**TASK REQUIREMENTS:** Keep every character as it is and output all of the records.

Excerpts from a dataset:
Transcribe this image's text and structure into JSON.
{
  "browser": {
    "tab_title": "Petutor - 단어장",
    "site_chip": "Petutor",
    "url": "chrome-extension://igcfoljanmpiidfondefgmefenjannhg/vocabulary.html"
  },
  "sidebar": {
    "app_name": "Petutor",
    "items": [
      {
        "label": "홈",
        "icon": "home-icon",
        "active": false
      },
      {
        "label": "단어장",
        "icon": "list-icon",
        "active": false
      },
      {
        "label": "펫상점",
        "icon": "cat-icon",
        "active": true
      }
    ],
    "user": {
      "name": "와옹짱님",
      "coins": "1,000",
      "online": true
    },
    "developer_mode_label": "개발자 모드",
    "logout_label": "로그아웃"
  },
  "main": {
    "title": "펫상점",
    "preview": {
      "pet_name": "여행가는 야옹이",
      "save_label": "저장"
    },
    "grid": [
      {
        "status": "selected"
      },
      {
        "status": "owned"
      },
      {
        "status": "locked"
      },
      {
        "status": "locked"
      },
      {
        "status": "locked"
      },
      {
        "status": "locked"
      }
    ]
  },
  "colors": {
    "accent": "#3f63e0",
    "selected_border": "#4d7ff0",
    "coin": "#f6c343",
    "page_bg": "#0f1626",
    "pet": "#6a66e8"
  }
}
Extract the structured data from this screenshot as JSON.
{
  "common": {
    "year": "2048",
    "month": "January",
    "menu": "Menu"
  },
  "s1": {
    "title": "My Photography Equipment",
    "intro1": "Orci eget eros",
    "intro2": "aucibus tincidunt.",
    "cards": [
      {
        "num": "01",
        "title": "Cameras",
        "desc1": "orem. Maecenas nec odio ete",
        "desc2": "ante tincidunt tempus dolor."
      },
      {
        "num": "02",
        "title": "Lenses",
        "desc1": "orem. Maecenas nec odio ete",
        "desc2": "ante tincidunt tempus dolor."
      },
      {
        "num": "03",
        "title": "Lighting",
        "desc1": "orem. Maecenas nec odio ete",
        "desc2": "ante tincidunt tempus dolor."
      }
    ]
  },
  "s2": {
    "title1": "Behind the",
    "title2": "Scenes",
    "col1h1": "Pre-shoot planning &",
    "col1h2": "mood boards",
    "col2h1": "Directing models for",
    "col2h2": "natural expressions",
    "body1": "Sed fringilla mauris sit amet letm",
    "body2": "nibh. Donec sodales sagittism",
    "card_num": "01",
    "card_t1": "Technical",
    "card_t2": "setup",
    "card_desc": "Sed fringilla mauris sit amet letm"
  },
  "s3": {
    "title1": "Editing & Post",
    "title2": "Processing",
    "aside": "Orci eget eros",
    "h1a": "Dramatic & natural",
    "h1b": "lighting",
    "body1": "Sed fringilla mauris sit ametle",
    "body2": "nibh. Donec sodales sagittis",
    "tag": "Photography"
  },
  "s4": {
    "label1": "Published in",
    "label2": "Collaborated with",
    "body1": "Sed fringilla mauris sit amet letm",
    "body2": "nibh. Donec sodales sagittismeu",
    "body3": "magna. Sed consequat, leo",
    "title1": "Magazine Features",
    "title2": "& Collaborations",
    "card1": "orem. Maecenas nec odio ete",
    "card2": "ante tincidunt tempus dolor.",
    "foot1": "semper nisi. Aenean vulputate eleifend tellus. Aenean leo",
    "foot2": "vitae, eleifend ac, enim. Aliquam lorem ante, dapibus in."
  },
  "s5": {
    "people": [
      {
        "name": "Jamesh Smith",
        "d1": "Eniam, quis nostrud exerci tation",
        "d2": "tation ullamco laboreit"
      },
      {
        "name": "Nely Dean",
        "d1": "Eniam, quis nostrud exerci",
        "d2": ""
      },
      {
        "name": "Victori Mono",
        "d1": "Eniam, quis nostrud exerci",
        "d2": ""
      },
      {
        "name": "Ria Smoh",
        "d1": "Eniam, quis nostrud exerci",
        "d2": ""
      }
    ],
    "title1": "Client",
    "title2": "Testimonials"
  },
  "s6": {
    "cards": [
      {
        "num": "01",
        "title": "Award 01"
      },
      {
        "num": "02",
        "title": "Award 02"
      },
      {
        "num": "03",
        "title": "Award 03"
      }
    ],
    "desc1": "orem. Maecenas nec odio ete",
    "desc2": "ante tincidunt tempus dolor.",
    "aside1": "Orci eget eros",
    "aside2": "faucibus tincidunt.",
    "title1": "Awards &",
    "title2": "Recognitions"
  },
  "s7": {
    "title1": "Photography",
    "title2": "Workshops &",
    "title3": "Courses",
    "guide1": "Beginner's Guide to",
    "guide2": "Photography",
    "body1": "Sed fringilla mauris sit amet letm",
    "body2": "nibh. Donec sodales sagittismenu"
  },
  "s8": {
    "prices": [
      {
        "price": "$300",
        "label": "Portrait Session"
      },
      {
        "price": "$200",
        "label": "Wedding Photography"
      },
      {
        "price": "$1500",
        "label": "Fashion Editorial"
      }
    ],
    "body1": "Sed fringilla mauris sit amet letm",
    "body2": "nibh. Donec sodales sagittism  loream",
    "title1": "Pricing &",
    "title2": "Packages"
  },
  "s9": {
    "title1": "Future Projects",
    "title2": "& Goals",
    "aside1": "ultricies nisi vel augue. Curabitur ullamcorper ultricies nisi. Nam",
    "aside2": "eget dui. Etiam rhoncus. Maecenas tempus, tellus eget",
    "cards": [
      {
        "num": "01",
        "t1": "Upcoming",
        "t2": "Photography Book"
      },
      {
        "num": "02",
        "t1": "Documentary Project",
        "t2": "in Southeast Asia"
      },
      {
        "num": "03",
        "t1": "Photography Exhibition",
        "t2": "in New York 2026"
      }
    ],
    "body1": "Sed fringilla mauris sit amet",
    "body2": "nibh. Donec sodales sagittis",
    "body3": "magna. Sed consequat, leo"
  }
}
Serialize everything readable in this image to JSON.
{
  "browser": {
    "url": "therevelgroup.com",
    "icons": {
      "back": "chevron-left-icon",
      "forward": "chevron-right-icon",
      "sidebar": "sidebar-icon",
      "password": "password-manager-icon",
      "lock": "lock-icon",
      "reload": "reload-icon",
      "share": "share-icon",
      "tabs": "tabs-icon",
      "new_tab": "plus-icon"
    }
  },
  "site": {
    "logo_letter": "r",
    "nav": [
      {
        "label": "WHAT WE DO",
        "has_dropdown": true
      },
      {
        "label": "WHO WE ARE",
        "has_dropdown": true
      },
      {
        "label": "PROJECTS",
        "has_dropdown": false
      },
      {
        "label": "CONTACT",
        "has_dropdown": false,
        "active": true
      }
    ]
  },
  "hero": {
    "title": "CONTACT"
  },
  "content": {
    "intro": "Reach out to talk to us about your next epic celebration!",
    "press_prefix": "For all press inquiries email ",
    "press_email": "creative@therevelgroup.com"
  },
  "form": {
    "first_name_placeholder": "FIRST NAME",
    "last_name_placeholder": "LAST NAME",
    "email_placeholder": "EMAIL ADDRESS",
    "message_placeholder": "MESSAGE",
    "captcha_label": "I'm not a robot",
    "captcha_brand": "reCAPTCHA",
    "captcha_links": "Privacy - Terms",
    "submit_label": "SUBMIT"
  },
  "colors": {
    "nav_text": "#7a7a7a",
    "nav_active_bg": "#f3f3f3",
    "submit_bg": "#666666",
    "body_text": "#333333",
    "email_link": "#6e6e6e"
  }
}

**WRITTEN ANSWER:**
Transcribe this image's text and structure into JSON.
{
  "browser": {
    "tab_title": "Petutor - 단어장",
    "site_chip": "Petutor",
    "url": "chrome-extension://igcfoljanmpiidfondefgmefenjannhg/vocabulary.html"
  },
  "sidebar": {
    "app_name": "Petutor",
    "items": [
      {
        "label": "홈",
        "icon": "home-icon",
        "active": false
      },
      {
        "label": "단어장",
        "icon": "list-icon",
        "active": false
      },
      {
        "label": "펫상점",
        "icon": "cat-icon",
        "active": true
      }
    ],
    "user": {
      "name": "와옹짱님",
      "coins": "1,000",
      "online": true
    },
    "developer_mode_label": "개발자 모드",
    "logout_label": "로그아웃"
  },
  "main": {
    "title": "펫상점",
    "preview": {
      "pet_name": "여행가는 야옹이",
      "save_label": "저장"
    },
    "grid": [
      {
        "status": "selected"
      },
      {
        "status": "owned"
      },
      {
        "status": "locked"
      },
      {
        "status": "locked"
      },
      {
        "status": "locked"
      },
      {
        "status": "locked"
      }
    ]
  },
  "colors": {
    "accent": "#3f63e0",
    "selected_border": "#4d7ff0",
    "coin": "#f6c343",
    "page_bg": "#0f1626",
    "pet": "#6a66e8"
  }
}
Extract the structured data from this screenshot as JSON.
{
  "common": {
    "year": "2048",
    "month": "January",
    "menu": "Menu"
  },
  "s1": {
    "title": "My Photography Equipment",
    "intro1": "Orci eget eros",
    "intro2": "aucibus tincidunt.",
    "cards": [
      {
        "num": "01",
        "title": "Cameras",
        "desc1": "orem. Maecenas nec odio ete",
        "desc2": "ante tincidunt tempus dolor."
      },
      {
        "num": "02",
        "title": "Lenses",
        "desc1": "orem. Maecenas nec odio ete",
        "desc2": "ante tincidunt tempus dolor."
      },
      {
        "num": "03",
        "title": "Lighting",
        "desc1": "orem. Maecenas nec odio ete",
        "desc2": "ante tincidunt tempus dolor."
      }
    ]
  },
  "s2": {
    "title1": "Behind the",
    "title2": "Scenes",
    "col1h1": "Pre-shoot planning &",
    "col1h2": "mood boards",
    "col2h1": "Directing models for",
    "col2h2": "natural expressions",
    "body1": "Sed fringilla mauris sit amet letm",
    "body2": "nibh. Donec sodales sagittism",
    "card_num": "01",
    "card_t1": "Technical",
    "card_t2": "setup",
    "card_desc": "Sed fringilla mauris sit amet letm"
  },
  "s3": {
    "title1": "Editing & Post",
    "title2": "Processing",
    "aside": "Orci eget eros",
    "h1a": "Dramatic & natural",
    "h1b": "lighting",
    "body1": "Sed fringilla mauris sit ametle",
    "body2": "nibh. Donec sodales sagittis",
    "tag": "Photography"
  },
  "s4": {
    "label1": "Published in",
    "label2": "Collaborated with",
    "body1": "Sed fringilla mauris sit amet letm",
    "body2": "nibh. Donec sodales sagittismeu",
    "body3": "magna. Sed consequat, leo",
    "title1": "Magazine Features",
    "title2": "& Collaborations",
    "card1": "orem. Maecenas nec odio ete",
    "card2": "ante tincidunt tempus dolor.",
    "foot1": "semper nisi. Aenean vulputate eleifend tellus. Aenean leo",
    "foot2": "vitae, eleifend ac, enim. Aliquam lorem ante, dapibus in."
  },
  "s5": {
    "people": [
      {
        "name": "Jamesh Smith",
        "d1": "Eniam, quis nostrud exerci tation",
        "d2": "tation ullamco laboreit"
      },
      {
        "name": "Nely Dean",
        "d1": "Eniam, quis nostrud exerci",
        "d2": ""
      },
      {
        "name": "Victori Mono",
        "d1": "Eniam, quis nostrud exerci",
        "d2": ""
      },
      {
        "name": "Ria Smoh",
        "d1": "Eniam, quis nostrud exerci",
        "d2": ""
      }
    ],
    "title1": "Client",
    "title2": "Testimonials"
  },
  "s6": {
    "cards": [
      {
        "num": "01",
        "title": "Award 01"
      },
      {
        "num": "02",
        "title": "Award 02"
      },
      {
        "num": "03",
        "title": "Award 03"
      }
    ],
    "desc1": "orem. Maecenas nec odio ete",
    "desc2": "ante tincidunt tempus dolor.",
    "aside1": "Orci eget eros",
    "aside2": "faucibus tincidunt.",
    "title1": "Awards &",
    "title2": "Recognitions"
  },
  "s7": {
    "title1": "Photography",
    "title2": "Workshops &",
    "title3": "Courses",
    "guide1": "Beginner's Guide to",
    "guide2": "Photography",
    "body1": "Sed fringilla mauris sit amet letm",
    "body2": "nibh. Donec sodales sagittismenu"
  },
  "s8": {
    "prices": [
      {
        "price": "$300",
        "label": "Portrait Session"
      },
      {
        "price": "$200",
        "label": "Wedding Photography"
      },
      {
        "price": "$1500",
        "label": "Fashion Editorial"
      }
    ],
    "body1": "Sed fringilla mauris sit amet letm",
    "body2": "nibh. Donec sodales sagittism  loream",
    "title1": "Pricing &",
    "title2": "Packages"
  },
  "s9": {
    "title1": "Future Projects",
    "title2": "& Goals",
    "aside1": "ultricies nisi vel augue. Curabitur ullamcorper ultricies nisi. Nam",
    "aside2": "eget dui. Etiam rhoncus. Maecenas tempus, tellus eget",
    "cards": [
      {
        "num": "01",
        "t1": "Upcoming",
        "t2": "Photography Book"
      },
      {
        "num": "02",
        "t1": "Documentary Project",
        "t2": "in Southeast Asia"
      },
      {
        "num": "03",
        "t1": "Photography Exhibition",
        "t2": "in New York 2026"
      }
    ],
    "body1": "Sed fringilla mauris sit amet",
    "body2": "nibh. Donec sodales sagittis",
    "body3": "magna. Sed consequat, leo"
  }
}
Serialize everything readable in this image to JSON.
{
  "browser": {
    "url": "therevelgroup.com",
    "icons": {
      "back": "chevron-left-icon",
      "forward": "chevron-right-icon",
      "sidebar": "sidebar-icon",
      "password": "password-manager-icon",
      "lock": "lock-icon",
      "reload": "reload-icon",
      "share": "share-icon",
      "tabs": "tabs-icon",
      "new_tab": "plus-icon"
    }
  },
  "site": {
    "logo_letter": "r",
    "nav": [
      {
        "label": "WHAT WE DO",
        "has_dropdown": true
      },
      {
        "label": "WHO WE ARE",
        "has_dropdown": true
      },
      {
        "label": "PROJECTS",
        "has_dropdown": false
      },
      {
        "label": "CONTACT",
        "has_dropdown": false,
        "active": true
      }
    ]
  },
  "hero": {
    "title": "CONTACT"
  },
  "content": {
    "intro": "Reach out to talk to us about your next epic celebration!",
    "press_prefix": "For all press inquiries email ",
    "press_email": "creative@therevelgroup.com"
  },
  "form": {
    "first_name_placeholder": "FIRST NAME",
    "last_name_placeholder": "LAST NAME",
    "email_placeholder": "EMAIL ADDRESS",
    "message_placeholder": "MESSAGE",
    "captcha_label": "I'm not a robot",
    "captcha_brand": "reCAPTCHA",
    "captcha_links": "Privacy - Terms",
    "submit_label": "SUBMIT"
  },
  "colors": {
    "nav_text": "#7a7a7a",
    "nav_active_bg": "#f3f3f3",
    "submit_bg": "#666666",
    "body_text": "#333333",
    "email_link": "#6e6e6e"
  }
}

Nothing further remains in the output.